Having considered these indicators of reliability, the due process analysis finally calls for a weighing of these factors against "the corrupting effect of the suggestive identification itself." Manson v. Brathwaite, supra, 432 U.S. at 114, 97 S. Ct. at 2253. This presupposes, however, that the analysis of the identification up to this point has revealed "indicators of [the witness'] ability to make an accurate identification." Id., 432 U.S. at 116, 97 S. Ct. at 2254; Green v. Loggins, 461 F. Supp. 24, 34, (N.D.Cal.) aff'd, 614 F.2d 219 (9th Cir. 1980). As already noted, in this case the analysis of the five factors of reliability, rather than indicating that Guin's identification was independently reliable based upon his observations of the robber at the time of the crime, has shown that Guin was in fact unable to make an accurate identification.
The admission of Guin's eyewitness identification of Ballard therefore violated due process and requires a new trial for Ballard.
As to the other contentions raised by Ballard in support of his motion for new trial, this Court need not consider them.
III. MOTION FOR JUDGMENT OF ACQUITTAL
The Court is of the opinion that Ballard's motion for judgment of acquittal is wholly without merit.
Accordingly, for the reasons stated above, it is ORDERED:
(1) That the defendant Ballard's motion for new trial be and it is hereby granted; and
(2) That the defendant Ballard's motion for judgment of acquittal be and it is hereby denied.
Furthermore, the government having already provided the defendant Ballard with the information requested in his motion for disclosure, filed January 26, 1982, it is ORDERED that this motion be and the same is hereby denied as moot.NOTES
 Guin testified that he made a tentative identification of Ballard at this lineup, being unable to distinguish between Ballard and one other lineup participant.
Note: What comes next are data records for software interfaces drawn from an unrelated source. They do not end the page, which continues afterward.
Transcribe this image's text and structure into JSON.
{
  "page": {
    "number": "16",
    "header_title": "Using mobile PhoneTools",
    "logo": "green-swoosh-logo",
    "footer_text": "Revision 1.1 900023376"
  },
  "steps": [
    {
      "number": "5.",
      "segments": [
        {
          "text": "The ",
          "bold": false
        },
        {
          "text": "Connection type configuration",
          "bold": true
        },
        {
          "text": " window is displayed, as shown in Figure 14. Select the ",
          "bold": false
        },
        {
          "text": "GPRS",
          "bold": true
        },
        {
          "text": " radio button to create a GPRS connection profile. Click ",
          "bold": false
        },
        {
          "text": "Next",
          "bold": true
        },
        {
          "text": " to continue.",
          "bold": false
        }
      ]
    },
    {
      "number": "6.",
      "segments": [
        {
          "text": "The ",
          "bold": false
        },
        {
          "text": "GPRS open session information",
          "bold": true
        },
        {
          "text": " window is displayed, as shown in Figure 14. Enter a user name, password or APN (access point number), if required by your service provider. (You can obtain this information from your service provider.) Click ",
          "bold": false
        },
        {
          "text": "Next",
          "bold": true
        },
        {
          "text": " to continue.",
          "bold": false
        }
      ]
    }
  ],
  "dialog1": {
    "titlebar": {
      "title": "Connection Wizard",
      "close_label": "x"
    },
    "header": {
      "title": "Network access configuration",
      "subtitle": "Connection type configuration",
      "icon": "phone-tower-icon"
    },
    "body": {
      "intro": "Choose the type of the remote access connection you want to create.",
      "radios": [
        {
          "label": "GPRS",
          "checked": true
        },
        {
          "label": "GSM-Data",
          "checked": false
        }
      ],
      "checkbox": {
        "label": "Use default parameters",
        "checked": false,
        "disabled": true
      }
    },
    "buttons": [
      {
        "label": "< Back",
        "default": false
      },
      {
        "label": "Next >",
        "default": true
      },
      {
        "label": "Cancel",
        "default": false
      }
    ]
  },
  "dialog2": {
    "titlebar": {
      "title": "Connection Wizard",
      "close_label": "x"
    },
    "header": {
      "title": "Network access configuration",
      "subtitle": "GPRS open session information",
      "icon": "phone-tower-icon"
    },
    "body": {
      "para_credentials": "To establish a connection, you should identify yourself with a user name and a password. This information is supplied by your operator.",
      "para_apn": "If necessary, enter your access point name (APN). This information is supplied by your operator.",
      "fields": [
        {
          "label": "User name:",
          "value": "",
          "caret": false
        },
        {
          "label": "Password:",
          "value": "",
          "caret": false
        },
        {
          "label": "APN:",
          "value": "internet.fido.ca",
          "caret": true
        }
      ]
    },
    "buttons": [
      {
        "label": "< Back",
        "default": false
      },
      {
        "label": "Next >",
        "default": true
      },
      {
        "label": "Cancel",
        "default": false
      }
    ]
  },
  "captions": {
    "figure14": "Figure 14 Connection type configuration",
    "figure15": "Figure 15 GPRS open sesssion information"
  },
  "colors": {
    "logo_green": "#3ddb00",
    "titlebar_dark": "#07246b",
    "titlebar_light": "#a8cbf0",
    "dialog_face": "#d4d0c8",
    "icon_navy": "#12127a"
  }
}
Bob White, a Prattville police officer who was present at the lineup testified that no such tentative identification was made in his presence.
 The new Eleventh Circuit has adopted as its precedent the case law of the former Fifth Circuit. Bonner v. City of Prichard, Alabama, 661 F.2d 1206 (11th Cir. 1981) (en banc).
 In contrast, Guin briefly saw the other robber without a face mask on, and he was able to identify this man as Hooks at the initial lineup.
 The government does not argue that the admission of this testimony was harmless error beyond a reasonable doubt.